BUT (butbutbut) I have the best doctors in the world – literally. Dr. P., with 22 years experience in sarcoma specifically, is monitoring. He sees more sarcoma cases in one day than most doctors see in a lifetime. Dr. F., my local oncologist who is actually giving me the treatment, has the most outstanding attitude in the world. I heard so many amazing things before I met her, and every one of them was right. She will be with me through this whole battle. And I have God on my side 🙂
Anyway, I’m not sure if this post made it more clear or less, but I tried! Tomorrow I will receive Gemzar (plus steroid and anti-nausea meds) and Taxotere. Yes, that’s the right link. I don’t know why they have a million names for these drugs! Here’s the deal on Taxotere. (I apologize if I have already covered this; I forgot who knows what.) There’s a chance I could go into anaphylaxis. If I feel my lungs constricting, we have to stop immediately and start some sort of anti-drug. Also, if that happens, we have to go back to the drawing board and start a new chemo regiment. So prayers would definitely be appreciated tomorrow afternoon. We all know my body doesn’t have the best track record with reacting normally to drugs.

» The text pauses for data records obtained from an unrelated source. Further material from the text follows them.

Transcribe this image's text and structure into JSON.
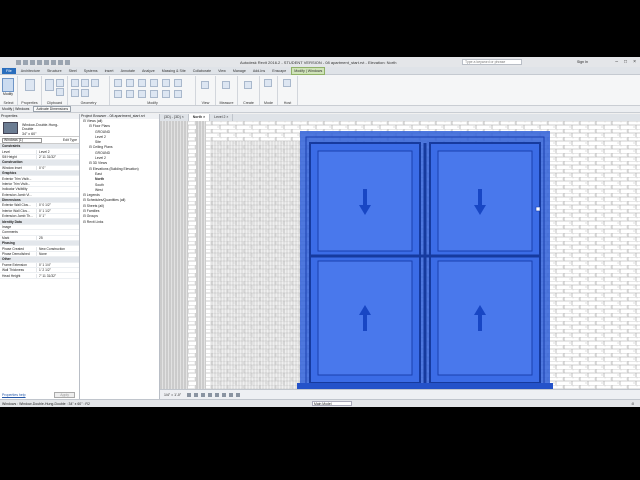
{
  "app": {
    "title": "Autodesk Revit 2016.2 - STUDENT VERSION - 08 apartment_start.rvt - Elevation: North",
    "search_placeholder": "Type a keyword or phrase",
    "sign_in": "Sign In"
  },
  "ribbon_tabs": [
    "File",
    "Architecture",
    "Structure",
    "Steel",
    "Systems",
    "Insert",
    "Annotate",
    "Analyze",
    "Massing & Site",
    "Collaborate",
    "View",
    "Manage",
    "Add-Ins",
    "Enscape",
    "Modify | Windows"
  ],
  "ribbon_panels": {
    "select": "Select",
    "properties": "Properties",
    "clipboard": "Clipboard",
    "geometry": "Geometry",
    "modify": "Modify",
    "view": "View",
    "measure": "Measure",
    "create": "Create",
    "mode": "Mode",
    "host": "Host",
    "modify_button": "Modify",
    "edit_family": "Edit Family",
    "pick_new_host": "Pick New Host"
  },
  "options_bar": {
    "label": "Modify | Windows",
    "activate_dimensions": "Activate Dimensions"
  },
  "properties": {
    "header": "Properties",
    "type_name": [
      "Window-Double-Hung-",
      "Double",
      "34\" x 60\""
    ],
    "instance_selector": "Windows (1)",
    "edit_type": "Edit Type",
    "rows": [
      {
        "group": "Constraints"
      },
      {
        "k": "Level",
        "v": "Level 2"
      },
      {
        "k": "Sill Height",
        "v": "2' 11 31/32\""
      },
      {
        "group": "Construction"
      },
      {
        "k": "Window Inset",
        "v": "0' 0\""
      },
      {
        "group": "Graphics"
      },
      {
        "k": "Exterior Trim Visib...",
        "v": ""
      },
      {
        "k": "Interior Trim Visib...",
        "v": ""
      },
      {
        "k": "Indicator Visibility",
        "v": ""
      },
      {
        "k": "Extension Jamb Vi...",
        "v": ""
      },
      {
        "group": "Dimensions"
      },
      {
        "k": "Exterior Wall Clos...",
        "v": "0' 0 1/2\""
      },
      {
        "k": "Interior Wall Clos...",
        "v": "0' 1 1/2\""
      },
      {
        "k": "Extension Jamb Th...",
        "v": "0' 1\""
      },
      {
        "group": "Identity Data"
      },
      {
        "k": "Image",
        "v": ""
      },
      {
        "k": "Comments",
        "v": ""
      },
      {
        "k": "Mark",
        "v": "25"
      },
      {
        "group": "Phasing"
      },
      {
        "k": "Phase Created",
        "v": "New Construction"
      },
      {
        "k": "Phase Demolished",
        "v": "None"
      },
      {
        "group": "Other"
      },
      {
        "k": "Frame Extension",
        "v": "0' 1 1/4\""
      },
      {
        "k": "Wall Thickness",
        "v": "1' 2 1/2\""
      },
      {
        "k": "Head Height",
        "v": "7' 11 31/32\""
      }
    ],
    "help_link": "Properties help",
    "apply": "Apply"
  },
  "project_browser": {
    "header": "Project Browser - 08 apartment_start.rvt",
    "items": [
      {
        "label": "Views (all)",
        "indent": 0
      },
      {
        "label": "Floor Plans",
        "indent": 1
      },
      {
        "label": "GROUND",
        "indent": 2
      },
      {
        "label": "Level 2",
        "indent": 2
      },
      {
        "label": "Site",
        "indent": 2
      },
      {
        "label": "Ceiling Plans",
        "indent": 1
      },
      {
        "label": "GROUND",
        "indent": 2
      },
      {
        "label": "Level 2",
        "indent": 2
      },
      {
        "label": "3D Views",
        "indent": 1
      },
      {
        "label": "Elevations (Building Elevation)",
        "indent": 1
      },
      {
        "label": "East",
        "indent": 2
      },
      {
        "label": "North",
        "indent": 2,
        "selected": true
      },
      {
        "label": "South",
        "indent": 2
      },
      {
        "label": "West",
        "indent": 2
      },
      {
        "label": "Legends",
        "indent": 0
      },
      {
        "label": "Schedules/Quantities (all)",
        "indent": 0
      },
      {
        "label": "Sheets (all)",
        "indent": 0
      },
      {
        "label": "Families",
        "indent": 0
      },
      {
        "label": "Groups",
        "indent": 0
      },
      {
        "label": "Revit Links",
        "indent": 0
      }
    ]
  },
  "view_tabs": [
    "{3D} - {3D}",
    "North",
    "Level 2"
  ],
  "view_control": {
    "scale": "1/4\" = 1'-0\""
  },
  "status_bar": {
    "message": "Windows : Window-Double-Hung-Double : 34\" x 60\" : R2",
    "workset": "Main Model",
    "filter": ":0"
  },
  "colors": {
    "selection_blue": "#2f5fd8",
    "selection_fill": "#3b6ce6",
    "context_tab": "#cfe3b8"
  }
}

Now, just as there were premeds with Gemzar, there will also be premeds with Taxotere. So after my ninety-ish minutes are up with the Gemzar, I will be Tylenol and Benadryl orally. In my IV, I will receive Zantac and Decadron. The Zantac is to help with the allergic reaction (I know, it seemed weird to me too, but see here) and liquid Decadron is a steroid. I am also taking 4 oral Decadron per day on Day 7, Day 8, and Day 9 – today, tomorrow, and the next day. There will be yet another anti-nausea medicine, and THEN I can finally actually begin the Taxotere. As you can see, I have no idea when to tell you to pray. “Afternoon” is the best guess I have.
While I am receiving the Taxotere, I will be putting my hands in gloves and soaking them in ice so that my fingernails do not fall off. Yowza. It feels weird even thinking that sentence. I think the Taxotere itself is only one hour, then I get one final shot and will be sent on my way for two weeks. The shot – Neulasta – is to encourage my body to start producing white blood cells again. Because both Gemzar and Taxotere hit my white blood cells so severely, they will not be able to reproduce quickly enough on their own. In other words, next week should be rough. But we need them to reproduce quickly enough that I can receive my next cycle of treatment starting on August 24. So the shot should help.
That’s about all I can think to tell you right now. On a personal update, I had an outstanding day today. I kept my son home from day care and we rode over to visit with his cousins. My sister-in-law and I had a great visit, and the kids had a great time in spite of the rain. I felt good all day. If my “Week One” continues to look like this, I think I will be able to handle a terrible Week Two, depending on what Week Three looks like. But now I’m off to bed as I have a busy day tomorrow!